Pull out every line below holding the word "this".

^^^^^^^^^^^^^^^^

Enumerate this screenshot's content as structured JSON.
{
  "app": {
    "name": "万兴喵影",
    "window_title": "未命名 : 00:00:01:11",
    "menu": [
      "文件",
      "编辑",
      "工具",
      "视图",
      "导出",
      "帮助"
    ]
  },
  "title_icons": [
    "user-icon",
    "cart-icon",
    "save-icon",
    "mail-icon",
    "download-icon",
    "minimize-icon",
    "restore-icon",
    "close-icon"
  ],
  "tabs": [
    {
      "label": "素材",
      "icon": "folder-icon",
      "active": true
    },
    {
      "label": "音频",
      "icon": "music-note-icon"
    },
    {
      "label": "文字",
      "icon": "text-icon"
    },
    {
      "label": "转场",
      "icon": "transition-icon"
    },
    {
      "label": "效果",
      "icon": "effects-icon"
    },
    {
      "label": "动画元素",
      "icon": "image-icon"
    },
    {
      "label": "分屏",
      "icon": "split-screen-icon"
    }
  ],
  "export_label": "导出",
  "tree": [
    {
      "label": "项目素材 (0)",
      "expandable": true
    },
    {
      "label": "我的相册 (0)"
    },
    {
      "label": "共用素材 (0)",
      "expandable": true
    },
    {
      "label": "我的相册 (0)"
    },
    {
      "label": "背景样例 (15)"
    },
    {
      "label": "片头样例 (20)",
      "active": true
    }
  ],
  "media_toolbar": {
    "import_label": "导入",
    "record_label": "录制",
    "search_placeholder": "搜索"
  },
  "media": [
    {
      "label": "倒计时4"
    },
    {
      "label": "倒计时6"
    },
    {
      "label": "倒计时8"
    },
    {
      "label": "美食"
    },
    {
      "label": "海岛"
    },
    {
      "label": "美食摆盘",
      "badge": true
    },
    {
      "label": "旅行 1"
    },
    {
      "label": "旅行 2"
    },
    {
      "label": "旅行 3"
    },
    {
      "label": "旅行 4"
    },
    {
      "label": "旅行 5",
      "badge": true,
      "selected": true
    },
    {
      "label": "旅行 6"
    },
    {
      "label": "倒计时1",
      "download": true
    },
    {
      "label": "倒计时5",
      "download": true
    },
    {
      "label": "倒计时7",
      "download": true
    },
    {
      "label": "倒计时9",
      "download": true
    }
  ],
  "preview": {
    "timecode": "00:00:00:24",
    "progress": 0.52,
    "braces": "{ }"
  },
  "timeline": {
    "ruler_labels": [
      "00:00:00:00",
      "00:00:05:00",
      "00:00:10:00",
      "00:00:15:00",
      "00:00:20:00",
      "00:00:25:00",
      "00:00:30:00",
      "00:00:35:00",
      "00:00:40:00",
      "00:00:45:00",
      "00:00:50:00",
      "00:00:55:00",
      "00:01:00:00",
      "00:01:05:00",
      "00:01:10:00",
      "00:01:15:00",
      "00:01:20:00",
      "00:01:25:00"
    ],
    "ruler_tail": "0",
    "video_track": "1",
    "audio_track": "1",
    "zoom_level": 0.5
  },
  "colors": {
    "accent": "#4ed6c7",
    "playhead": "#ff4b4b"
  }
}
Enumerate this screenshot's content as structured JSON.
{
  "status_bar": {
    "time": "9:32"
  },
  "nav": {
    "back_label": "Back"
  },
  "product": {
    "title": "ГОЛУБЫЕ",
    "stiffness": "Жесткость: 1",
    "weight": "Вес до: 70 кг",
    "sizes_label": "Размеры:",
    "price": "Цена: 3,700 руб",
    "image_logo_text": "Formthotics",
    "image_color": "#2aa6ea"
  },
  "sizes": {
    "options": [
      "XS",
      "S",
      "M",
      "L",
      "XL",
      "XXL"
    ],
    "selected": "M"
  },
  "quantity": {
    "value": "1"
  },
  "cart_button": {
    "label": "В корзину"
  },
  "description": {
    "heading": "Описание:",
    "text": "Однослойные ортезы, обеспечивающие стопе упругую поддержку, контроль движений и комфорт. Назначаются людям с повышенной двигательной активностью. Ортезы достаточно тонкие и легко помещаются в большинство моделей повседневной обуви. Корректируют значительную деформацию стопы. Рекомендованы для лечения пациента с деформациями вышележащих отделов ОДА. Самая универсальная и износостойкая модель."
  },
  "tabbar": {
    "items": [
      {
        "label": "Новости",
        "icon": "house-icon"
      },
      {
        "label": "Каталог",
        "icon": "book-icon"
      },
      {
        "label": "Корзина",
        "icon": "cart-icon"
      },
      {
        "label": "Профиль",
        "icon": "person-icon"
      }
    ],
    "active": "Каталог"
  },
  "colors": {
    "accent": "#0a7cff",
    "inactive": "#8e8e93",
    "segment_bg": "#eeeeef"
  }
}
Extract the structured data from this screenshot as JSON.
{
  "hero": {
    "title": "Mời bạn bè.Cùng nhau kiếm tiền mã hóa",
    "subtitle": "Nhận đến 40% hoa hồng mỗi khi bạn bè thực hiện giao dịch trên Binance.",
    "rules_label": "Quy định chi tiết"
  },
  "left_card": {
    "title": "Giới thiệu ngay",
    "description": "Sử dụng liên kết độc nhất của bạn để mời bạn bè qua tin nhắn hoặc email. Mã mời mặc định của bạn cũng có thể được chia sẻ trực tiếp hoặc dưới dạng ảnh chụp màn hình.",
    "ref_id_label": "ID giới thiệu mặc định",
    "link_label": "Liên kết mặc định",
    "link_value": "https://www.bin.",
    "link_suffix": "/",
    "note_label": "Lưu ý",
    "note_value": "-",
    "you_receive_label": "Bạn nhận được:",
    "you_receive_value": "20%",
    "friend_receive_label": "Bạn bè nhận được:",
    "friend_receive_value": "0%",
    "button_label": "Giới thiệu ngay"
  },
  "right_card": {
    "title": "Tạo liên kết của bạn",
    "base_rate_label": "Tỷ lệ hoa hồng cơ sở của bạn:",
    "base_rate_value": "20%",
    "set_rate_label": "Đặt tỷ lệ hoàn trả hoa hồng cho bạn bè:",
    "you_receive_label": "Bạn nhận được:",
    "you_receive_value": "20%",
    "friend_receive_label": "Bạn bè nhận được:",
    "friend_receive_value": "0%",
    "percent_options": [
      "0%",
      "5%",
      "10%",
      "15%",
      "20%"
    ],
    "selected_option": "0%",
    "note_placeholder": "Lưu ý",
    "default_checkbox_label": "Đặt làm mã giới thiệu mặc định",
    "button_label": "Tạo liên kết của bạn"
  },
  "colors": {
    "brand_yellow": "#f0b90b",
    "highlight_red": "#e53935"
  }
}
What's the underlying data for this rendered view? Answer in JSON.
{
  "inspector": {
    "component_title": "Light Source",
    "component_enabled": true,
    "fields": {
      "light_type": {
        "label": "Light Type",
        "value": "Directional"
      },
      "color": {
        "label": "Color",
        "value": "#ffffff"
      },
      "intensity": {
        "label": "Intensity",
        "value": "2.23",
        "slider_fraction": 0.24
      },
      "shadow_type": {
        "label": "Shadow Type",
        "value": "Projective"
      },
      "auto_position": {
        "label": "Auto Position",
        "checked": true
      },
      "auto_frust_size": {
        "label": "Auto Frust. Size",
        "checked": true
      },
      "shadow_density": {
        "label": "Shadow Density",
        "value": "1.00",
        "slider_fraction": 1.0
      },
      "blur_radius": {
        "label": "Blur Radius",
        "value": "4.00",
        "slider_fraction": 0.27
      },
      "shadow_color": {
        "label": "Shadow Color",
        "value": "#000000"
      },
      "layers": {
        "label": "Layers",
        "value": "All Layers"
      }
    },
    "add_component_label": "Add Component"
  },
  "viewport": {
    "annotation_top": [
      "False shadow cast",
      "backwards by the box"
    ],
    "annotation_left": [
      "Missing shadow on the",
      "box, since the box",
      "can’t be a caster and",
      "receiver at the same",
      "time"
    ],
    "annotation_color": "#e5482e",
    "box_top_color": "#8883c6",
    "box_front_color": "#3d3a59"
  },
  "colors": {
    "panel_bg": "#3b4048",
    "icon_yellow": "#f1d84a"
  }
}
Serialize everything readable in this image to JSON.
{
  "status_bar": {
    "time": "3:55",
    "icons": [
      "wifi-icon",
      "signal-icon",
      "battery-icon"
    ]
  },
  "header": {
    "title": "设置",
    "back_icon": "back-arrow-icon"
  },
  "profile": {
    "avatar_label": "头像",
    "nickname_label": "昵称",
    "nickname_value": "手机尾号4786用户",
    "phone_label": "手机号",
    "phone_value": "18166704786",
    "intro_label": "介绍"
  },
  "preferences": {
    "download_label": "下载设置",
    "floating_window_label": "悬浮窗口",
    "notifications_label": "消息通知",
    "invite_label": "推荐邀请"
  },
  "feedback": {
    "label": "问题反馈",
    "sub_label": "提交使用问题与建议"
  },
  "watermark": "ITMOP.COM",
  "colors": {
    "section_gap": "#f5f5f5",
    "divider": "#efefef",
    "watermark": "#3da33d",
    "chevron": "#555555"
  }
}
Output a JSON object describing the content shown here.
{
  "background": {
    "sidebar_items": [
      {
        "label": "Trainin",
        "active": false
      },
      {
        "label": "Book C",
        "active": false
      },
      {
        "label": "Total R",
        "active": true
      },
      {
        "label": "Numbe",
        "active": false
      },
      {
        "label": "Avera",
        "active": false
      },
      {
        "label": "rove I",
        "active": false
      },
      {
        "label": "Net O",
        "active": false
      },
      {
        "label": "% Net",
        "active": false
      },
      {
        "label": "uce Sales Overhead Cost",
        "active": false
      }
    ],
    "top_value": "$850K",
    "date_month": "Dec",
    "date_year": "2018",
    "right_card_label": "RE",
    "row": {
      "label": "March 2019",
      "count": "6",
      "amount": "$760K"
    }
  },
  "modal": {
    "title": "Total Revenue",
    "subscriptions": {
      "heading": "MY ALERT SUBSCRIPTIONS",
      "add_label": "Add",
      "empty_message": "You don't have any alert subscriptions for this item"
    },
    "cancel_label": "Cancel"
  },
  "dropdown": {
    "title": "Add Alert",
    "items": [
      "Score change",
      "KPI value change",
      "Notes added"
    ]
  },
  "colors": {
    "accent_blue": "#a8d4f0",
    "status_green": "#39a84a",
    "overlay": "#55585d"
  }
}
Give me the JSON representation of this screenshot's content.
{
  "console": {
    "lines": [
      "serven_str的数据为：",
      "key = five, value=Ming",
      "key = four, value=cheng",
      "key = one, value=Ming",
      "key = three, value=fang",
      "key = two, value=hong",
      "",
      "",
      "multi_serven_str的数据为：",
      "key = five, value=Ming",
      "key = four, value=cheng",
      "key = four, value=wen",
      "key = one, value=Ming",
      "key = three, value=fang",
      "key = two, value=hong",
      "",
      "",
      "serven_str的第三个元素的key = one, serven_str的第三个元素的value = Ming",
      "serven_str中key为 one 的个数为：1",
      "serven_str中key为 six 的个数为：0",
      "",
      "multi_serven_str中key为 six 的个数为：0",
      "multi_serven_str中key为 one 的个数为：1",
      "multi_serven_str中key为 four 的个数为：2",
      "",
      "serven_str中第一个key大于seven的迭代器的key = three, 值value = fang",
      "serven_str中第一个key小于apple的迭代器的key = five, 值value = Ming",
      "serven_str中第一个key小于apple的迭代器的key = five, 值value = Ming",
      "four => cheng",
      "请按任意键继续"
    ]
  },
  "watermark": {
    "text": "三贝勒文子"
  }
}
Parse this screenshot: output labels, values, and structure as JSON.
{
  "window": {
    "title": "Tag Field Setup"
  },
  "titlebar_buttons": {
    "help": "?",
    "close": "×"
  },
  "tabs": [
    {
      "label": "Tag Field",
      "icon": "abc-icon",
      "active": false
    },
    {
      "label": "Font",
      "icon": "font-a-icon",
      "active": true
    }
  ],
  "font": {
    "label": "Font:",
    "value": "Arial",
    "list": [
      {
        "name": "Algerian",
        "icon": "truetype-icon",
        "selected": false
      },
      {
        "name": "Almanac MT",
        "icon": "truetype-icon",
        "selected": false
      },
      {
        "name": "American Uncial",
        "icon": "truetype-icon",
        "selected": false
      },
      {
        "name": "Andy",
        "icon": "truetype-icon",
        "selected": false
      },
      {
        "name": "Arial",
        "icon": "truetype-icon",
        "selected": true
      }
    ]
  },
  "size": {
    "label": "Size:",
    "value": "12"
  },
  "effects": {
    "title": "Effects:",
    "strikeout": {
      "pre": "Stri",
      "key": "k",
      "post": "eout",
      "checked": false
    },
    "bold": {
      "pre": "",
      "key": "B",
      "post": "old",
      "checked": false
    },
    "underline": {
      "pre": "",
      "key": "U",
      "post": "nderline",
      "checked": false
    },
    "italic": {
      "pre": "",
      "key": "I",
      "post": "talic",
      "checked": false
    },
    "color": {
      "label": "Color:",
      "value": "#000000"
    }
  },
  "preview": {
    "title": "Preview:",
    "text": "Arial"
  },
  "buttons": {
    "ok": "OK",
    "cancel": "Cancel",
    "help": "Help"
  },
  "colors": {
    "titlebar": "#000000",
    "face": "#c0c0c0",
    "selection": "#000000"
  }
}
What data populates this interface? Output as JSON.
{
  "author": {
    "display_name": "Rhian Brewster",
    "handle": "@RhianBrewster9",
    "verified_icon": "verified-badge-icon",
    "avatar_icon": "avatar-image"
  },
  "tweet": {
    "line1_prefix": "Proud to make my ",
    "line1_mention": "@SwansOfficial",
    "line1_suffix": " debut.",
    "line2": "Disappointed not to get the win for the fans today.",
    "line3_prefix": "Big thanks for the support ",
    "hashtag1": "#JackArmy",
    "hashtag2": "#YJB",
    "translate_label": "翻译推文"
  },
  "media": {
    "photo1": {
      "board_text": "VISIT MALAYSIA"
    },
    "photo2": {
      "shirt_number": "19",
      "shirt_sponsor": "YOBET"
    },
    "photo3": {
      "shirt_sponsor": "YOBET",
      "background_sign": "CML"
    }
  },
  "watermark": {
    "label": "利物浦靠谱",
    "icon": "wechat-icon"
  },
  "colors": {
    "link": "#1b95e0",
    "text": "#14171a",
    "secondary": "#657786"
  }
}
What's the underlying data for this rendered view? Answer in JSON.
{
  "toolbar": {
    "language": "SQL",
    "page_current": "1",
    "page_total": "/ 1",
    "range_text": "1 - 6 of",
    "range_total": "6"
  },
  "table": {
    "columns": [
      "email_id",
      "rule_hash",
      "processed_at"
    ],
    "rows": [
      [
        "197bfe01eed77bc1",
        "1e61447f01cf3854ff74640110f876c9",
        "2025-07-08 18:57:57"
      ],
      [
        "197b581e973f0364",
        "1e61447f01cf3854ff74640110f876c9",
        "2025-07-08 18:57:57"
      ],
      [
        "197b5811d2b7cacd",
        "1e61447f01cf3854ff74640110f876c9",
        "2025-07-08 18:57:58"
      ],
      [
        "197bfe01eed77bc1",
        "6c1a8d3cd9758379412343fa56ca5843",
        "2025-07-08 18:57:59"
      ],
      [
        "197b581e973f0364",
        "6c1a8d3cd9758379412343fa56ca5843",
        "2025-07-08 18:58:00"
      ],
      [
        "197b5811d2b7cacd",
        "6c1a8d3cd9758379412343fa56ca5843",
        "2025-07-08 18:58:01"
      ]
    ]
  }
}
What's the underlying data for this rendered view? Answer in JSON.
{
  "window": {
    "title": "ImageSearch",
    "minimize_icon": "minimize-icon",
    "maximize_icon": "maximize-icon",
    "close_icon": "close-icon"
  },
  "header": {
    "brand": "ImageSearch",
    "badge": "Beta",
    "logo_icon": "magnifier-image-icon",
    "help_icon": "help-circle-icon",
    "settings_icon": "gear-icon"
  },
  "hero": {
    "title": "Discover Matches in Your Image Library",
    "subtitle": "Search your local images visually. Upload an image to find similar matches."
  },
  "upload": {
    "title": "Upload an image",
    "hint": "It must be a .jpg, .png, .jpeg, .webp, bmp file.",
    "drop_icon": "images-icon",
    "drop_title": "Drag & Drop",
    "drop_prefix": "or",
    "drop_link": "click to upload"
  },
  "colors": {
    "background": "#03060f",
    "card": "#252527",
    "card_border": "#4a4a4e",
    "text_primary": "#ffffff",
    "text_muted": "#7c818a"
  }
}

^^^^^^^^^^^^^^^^

Exercise response:
Enumerate this screenshot's content as structured JSON.
Enumerate this screenshot's content as structured JSON.
Extract the structured data from this screenshot as JSON.
What's the underlying data for this rendered view? Answer in JSON.
Serialize everything readable in this image to JSON.
      "empty_message": "You don't have any alert subscriptions for this item"
Give me the JSON representation of this screenshot's content.
Parse this screenshot: output labels, values, and structure as JSON.
What data populates this interface? Output as JSON.
What's the underlying data for this rendered view? Answer in JSON.
What's the underlying data for this rendered view? Answer in JSON.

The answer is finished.